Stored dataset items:
BEGIN
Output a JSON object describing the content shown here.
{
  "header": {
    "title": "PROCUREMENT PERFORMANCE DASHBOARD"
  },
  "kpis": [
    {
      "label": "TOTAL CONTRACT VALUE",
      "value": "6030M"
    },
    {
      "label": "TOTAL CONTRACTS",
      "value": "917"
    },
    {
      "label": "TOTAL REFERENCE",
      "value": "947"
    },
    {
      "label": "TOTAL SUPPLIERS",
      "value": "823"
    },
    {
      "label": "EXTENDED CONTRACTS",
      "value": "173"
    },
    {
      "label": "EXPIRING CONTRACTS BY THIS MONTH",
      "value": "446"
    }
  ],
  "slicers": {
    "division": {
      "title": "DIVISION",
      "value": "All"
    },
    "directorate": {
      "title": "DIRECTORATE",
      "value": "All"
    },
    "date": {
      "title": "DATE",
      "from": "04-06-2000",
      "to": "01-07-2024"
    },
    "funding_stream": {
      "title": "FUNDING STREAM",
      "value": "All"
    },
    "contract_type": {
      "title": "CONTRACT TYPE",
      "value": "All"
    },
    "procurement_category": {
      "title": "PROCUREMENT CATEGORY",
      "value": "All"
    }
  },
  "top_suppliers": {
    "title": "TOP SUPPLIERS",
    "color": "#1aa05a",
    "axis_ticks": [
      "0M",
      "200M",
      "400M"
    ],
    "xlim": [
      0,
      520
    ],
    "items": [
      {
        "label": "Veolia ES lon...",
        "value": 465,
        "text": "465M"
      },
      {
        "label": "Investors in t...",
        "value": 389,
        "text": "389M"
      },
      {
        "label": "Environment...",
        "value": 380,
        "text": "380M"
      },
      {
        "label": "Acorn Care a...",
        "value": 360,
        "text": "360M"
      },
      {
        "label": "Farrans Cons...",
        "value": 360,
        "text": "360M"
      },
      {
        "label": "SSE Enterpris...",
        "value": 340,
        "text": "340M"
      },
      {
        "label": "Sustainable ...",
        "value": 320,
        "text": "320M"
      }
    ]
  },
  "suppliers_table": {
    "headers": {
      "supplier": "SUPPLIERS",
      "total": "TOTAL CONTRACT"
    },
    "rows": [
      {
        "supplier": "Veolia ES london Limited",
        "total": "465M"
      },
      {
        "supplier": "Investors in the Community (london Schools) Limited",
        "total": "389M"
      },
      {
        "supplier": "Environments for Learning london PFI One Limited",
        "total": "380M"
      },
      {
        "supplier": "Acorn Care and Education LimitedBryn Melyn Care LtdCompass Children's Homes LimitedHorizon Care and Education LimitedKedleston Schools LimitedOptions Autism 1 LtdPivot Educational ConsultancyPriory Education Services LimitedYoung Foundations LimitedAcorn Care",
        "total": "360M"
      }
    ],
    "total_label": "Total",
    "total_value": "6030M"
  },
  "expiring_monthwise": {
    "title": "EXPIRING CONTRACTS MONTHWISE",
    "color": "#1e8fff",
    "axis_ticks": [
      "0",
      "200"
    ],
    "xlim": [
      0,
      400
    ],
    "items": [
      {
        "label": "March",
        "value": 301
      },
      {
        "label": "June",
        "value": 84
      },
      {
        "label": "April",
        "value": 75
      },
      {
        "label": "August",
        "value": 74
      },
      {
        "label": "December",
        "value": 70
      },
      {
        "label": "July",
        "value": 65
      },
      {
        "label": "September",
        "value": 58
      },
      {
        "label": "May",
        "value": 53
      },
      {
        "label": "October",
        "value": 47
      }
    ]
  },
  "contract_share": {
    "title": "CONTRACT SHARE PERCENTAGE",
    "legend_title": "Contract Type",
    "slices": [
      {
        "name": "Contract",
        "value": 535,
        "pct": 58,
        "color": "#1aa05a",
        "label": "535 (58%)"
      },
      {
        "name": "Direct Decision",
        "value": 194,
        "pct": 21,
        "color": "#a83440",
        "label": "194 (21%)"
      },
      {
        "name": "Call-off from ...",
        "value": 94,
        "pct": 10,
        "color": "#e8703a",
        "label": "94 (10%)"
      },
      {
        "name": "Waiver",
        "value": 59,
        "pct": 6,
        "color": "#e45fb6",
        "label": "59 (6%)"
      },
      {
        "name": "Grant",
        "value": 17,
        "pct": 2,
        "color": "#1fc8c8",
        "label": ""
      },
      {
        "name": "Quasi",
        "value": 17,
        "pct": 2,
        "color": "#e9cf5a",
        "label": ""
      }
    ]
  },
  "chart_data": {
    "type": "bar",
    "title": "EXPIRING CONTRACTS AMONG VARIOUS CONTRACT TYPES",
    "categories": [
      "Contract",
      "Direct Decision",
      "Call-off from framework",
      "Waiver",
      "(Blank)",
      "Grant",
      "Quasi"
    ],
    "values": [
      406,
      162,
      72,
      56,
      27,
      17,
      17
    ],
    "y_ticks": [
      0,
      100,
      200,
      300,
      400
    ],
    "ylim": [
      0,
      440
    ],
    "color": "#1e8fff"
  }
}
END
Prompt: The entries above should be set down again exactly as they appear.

Your response:
Output a JSON object describing the content shown here.
{
  "header": {
    "title": "PROCUREMENT PERFORMANCE DASHBOARD"
  },
  "kpis": [
    {
      "label": "TOTAL CONTRACT VALUE",
      "value": "6030M"
    },
    {
      "label": "TOTAL CONTRACTS",
      "value": "917"
    },
    {
      "label": "TOTAL REFERENCE",
      "value": "947"
    },
    {
      "label": "TOTAL SUPPLIERS",
      "value": "823"
    },
    {
      "label": "EXTENDED CONTRACTS",
      "value": "173"
    },
    {
      "label": "EXPIRING CONTRACTS BY THIS MONTH",
      "value": "446"
    }
  ],
  "slicers": {
    "division": {
      "title": "DIVISION",
      "value": "All"
    },
    "directorate": {
      "title": "DIRECTORATE",
      "value": "All"
    },
    "date": {
      "title": "DATE",
      "from": "04-06-2000",
      "to": "01-07-2024"
    },
    "funding_stream": {
      "title": "FUNDING STREAM",
      "value": "All"
    },
    "contract_type": {
      "title": "CONTRACT TYPE",
      "value": "All"
    },
    "procurement_category": {
      "title": "PROCUREMENT CATEGORY",
      "value": "All"
    }
  },
  "top_suppliers": {
    "title": "TOP SUPPLIERS",
    "color": "#1aa05a",
    "axis_ticks": [
      "0M",
      "200M",
      "400M"
    ],
    "xlim": [
      0,
      520
    ],
    "items": [
      {
        "label": "Veolia ES lon...",
        "value": 465,
        "text": "465M"
      },
      {
        "label": "Investors in t...",
        "value": 389,
        "text": "389M"
      },
      {
        "label": "Environment...",
        "value": 380,
        "text": "380M"
      },
      {
        "label": "Acorn Care a...",
        "value": 360,
        "text": "360M"
      },
      {
        "label": "Farrans Cons...",
        "value": 360,
        "text": "360M"
      },
      {
        "label": "SSE Enterpris...",
        "value": 340,
        "text": "340M"
      },
      {
        "label": "Sustainable ...",
        "value": 320,
        "text": "320M"
      }
    ]
  },
  "suppliers_table": {
    "headers": {
      "supplier": "SUPPLIERS",
      "total": "TOTAL CONTRACT"
    },
    "rows": [
      {
        "supplier": "Veolia ES london Limited",
        "total": "465M"
      },
      {
        "supplier": "Investors in the Community (london Schools) Limited",
        "total": "389M"
      },
      {
        "supplier": "Environments for Learning london PFI One Limited",
        "total": "380M"
      },
      {
        "supplier": "Acorn Care and Education LimitedBryn Melyn Care LtdCompass Children's Homes LimitedHorizon Care and Education LimitedKedleston Schools LimitedOptions Autism 1 LtdPivot Educational ConsultancyPriory Education Services LimitedYoung Foundations LimitedAcorn Care",
        "total": "360M"
      }
    ],
    "total_label": "Total",
    "total_value": "6030M"
  },
  "expiring_monthwise": {
    "title": "EXPIRING CONTRACTS MONTHWISE",
    "color": "#1e8fff",
    "axis_ticks": [
      "0",
      "200"
    ],
    "xlim": [
      0,
      400
    ],
    "items": [
      {
        "label": "March",
        "value": 301
      },
      {
        "label": "June",
        "value": 84
      },
      {
        "label": "April",
        "value": 75
      },
      {
        "label": "August",
        "value": 74
      },
      {
        "label": "December",
        "value": 70
      },
      {
        "label": "July",
        "value": 65
      },
      {
        "label": "September",
        "value": 58
      },
      {
        "label": "May",
        "value": 53
      },
      {
        "label": "October",
        "value": 47
      }
    ]
  },
  "contract_share": {
    "title": "CONTRACT SHARE PERCENTAGE",
    "legend_title": "Contract Type",
    "slices": [
      {
        "name": "Contract",
        "value": 535,
        "pct": 58,
        "color": "#1aa05a",
        "label": "535 (58%)"
      },
      {
        "name": "Direct Decision",
        "value": 194,
        "pct": 21,
        "color": "#a83440",
        "label": "194 (21%)"
      },
      {
        "name": "Call-off from ...",
        "value": 94,
        "pct": 10,
        "color": "#e8703a",
        "label": "94 (10%)"
      },
      {
        "name": "Waiver",
        "value": 59,
        "pct": 6,
        "color": "#e45fb6",
        "label": "59 (6%)"
      },
      {
        "name": "Grant",
        "value": 17,
        "pct": 2,
        "color": "#1fc8c8",
        "label": ""
      },
      {
        "name": "Quasi",
        "value": 17,
        "pct": 2,
        "color": "#e9cf5a",
        "label": ""
      }
    ]
  },
  "chart_data": {
    "type": "bar",
    "title": "EXPIRING CONTRACTS AMONG VARIOUS CONTRACT TYPES",
    "categories": [
      "Contract",
      "Direct Decision",
      "Call-off from framework",
      "Waiver",
      "(Blank)",
      "Grant",
      "Quasi"
    ],
    "values": [
      406,
      162,
      72,
      56,
      27,
      17,
      17
    ],
    "y_ticks": [
      0,
      100,
      200,
      300,
      400
    ],
    "ylim": [
      0,
      440
    ],
    "color": "#1e8fff"
  }
}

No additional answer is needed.